In the study of civil society, Tocqueville-inspired research has helped illuminate important connections between associations and democracy, while corporatism has provided a robust framework for understanding officially approved civil society organizations in authoritarian regimes. Yet neither approach accounts for the experiences of ostensibly illegal grassroots nongovernmental organizations (NGOs) in an authoritarian state. Drawing on fieldwork in China, I argue that grassroots NGOs can survive in an authoritarian regime when the state is fragmented and when censorship keeps information local. Moreover, grassroots NGOs survive only insofar as they refrain from democratic claims-making and address social needs that might fuel grievances against the state. For its part, the state tolerates such groups as long as particular state agents can claim credit for any good works while avoiding blame for any problems. Grassroots NGOs and an authoritarian state can thus coexist in a “contingent symbiosis” that—far from pointing to an inevitable democratization—allows ostensibly illegal groups to operate openly while relieving the state of some of its social welfare obligations.

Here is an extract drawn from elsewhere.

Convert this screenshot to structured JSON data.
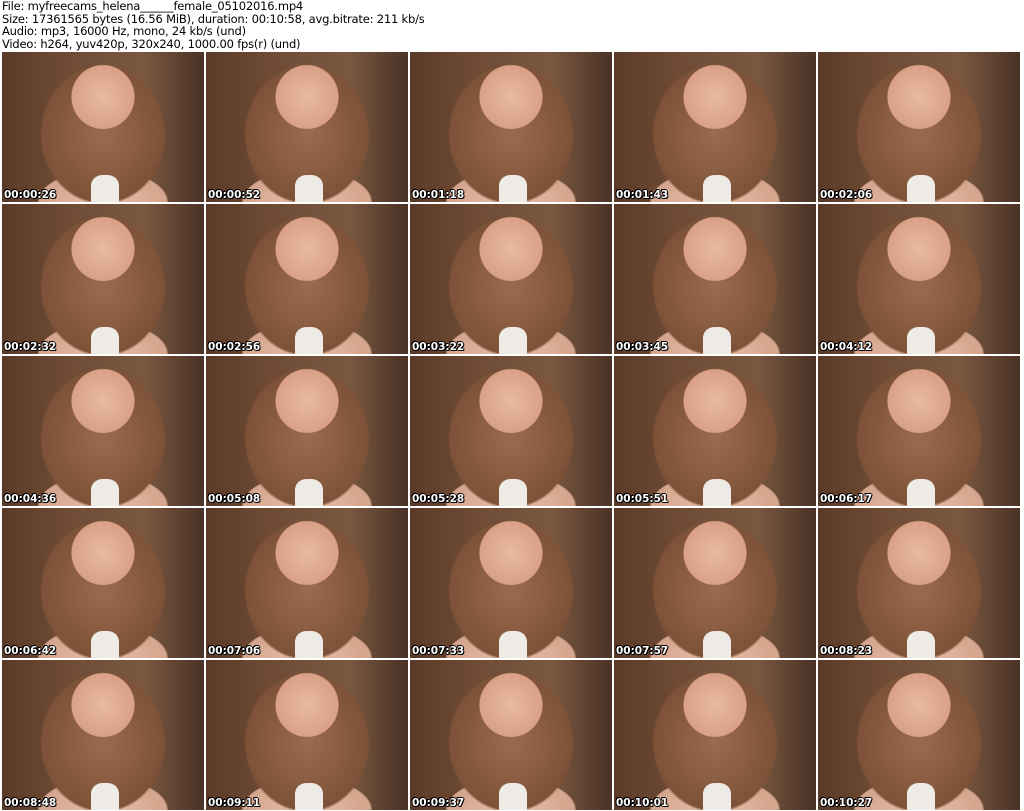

Building on Preston and Campbell’s two-sex model of intergenerational transmission, this article provides a theoretical analysis of the dynamics of the racial distribution in black-white-mulatto systems. The author shows that “bounded” patterns of racial classification and switching imply long-run racial homogeneity in the absence of differential reproduction. Beyond the theoretical analysis, the author attempts to account for the dramatic growth of the white population share in Puerto Rico in the early 20th century. Because the effects of racial classification and differential reproduction were roughly offsetting, the observed growth of the white share can be attributed almost entirely to racial switching.
The authors propose that a trade-off between network diversity and communications bandwidth regulates access to novel information because a more diverse network structure increases novelty at a cost of reducing information flow. Received novelty then depends on whether (a) the information overlap is small enough, (b) alters’ topical knowledge is shallow enough, and (c) alters’ knowledge stocks refresh slowly enough to justify bridging structural holes. Social network and e-mail content from an executive recruiting firm show that bridging ties can actually offer less novelty for these reasons, suggesting that the strength of weak ties and structural holes depend on brokers’ information environments.
This article combines relational perspectives on gender identity with social network structural perspectives on health to understand men's sexual functioning. The authors argue that network positions that afford independence and control over social resources are consistent with traditional masculine roles and may therefore affect men's sexual performance. For example, when a heterosexual man's female partner has more frequent contact with his confidants than he does—which the authors refer to as partner betweenness—his relational autonomy, privacy, and control are constrained. Analyses of data from the National Social Life, Health, and Aging Project (NSHAP) show that about a quarter of men experience partner betweennessa and that these men are 92% more likely to report erectile dysfunction. Partner betweenness is strongest among the youngest men in the sample, which may reflect changing conceptions of masculinity in later life. The authors consider several explanations for these findings and urge additional research on the links between health, gender, and network structure.
A new approach to investigation of human influences on the environment identifies social organization as an influence independent of population size, affluence, and technology. The framework also identifies population events, such as births, that influence the environment. The authors use longitudinal, multilevel, mixed-method measures of local land use changes, population dynamics, and social organization to test this framework. These tests reveal that changes in social organization are strongly associated with changes in land use independent of measures of population size, affluence, and technology. Also, local birth events shape local land use changes and key proximate determinants of land use change.
After becoming consistently more egalitarian for more than two decades, gender role attitudes in the General Social Survey have changed little since the mid-1990s. This plateau mirrors other gender trends, suggesting a fundamental alteration in the momentum toward gender equality. While cohort replacement can explain about half of the increasing egalitarianism between 1974 and 1994, the changes since the mid-1990s are not well accounted for by cohort differences. Nor is the post-1994 stagnation explained by structural or broad ideological changes in American society. The recent lack of change in gender attitudes is more likely the consequence of the rise of a new cultural frame, an “egalitarian essentialism” that blends aspects of feminist equality and traditional motherhood roles.